··· Material for this task ···

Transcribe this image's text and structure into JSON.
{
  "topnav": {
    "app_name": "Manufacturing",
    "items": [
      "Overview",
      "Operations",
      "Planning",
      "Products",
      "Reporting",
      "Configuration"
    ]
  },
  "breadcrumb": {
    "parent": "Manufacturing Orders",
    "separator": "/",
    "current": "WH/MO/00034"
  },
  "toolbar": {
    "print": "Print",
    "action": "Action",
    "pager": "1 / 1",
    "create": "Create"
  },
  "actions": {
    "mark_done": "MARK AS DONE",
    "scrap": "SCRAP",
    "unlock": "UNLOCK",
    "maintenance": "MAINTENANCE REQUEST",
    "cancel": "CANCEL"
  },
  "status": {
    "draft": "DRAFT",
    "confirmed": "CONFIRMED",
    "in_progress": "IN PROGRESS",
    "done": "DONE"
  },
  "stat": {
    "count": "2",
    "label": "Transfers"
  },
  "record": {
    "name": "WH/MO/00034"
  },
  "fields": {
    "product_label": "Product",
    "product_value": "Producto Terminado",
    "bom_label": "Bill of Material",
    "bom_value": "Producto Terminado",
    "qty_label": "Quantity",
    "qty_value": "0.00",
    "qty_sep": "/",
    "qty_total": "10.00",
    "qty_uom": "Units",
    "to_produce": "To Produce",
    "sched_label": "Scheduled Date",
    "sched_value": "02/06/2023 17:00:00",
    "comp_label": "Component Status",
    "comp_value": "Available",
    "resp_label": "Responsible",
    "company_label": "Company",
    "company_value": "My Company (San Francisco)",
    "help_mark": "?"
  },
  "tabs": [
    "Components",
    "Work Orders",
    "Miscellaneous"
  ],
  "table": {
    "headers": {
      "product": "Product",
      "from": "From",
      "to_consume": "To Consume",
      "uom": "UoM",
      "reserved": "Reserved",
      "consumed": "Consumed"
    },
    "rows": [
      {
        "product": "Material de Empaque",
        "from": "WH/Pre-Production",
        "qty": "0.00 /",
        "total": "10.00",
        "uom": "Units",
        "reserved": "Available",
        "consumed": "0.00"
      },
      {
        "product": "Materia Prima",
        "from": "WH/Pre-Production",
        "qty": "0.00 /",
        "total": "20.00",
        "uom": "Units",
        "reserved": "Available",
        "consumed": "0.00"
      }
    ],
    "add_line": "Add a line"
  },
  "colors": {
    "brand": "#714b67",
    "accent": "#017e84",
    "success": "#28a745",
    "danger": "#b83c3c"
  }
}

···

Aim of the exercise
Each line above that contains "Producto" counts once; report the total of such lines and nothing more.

Output of the task
2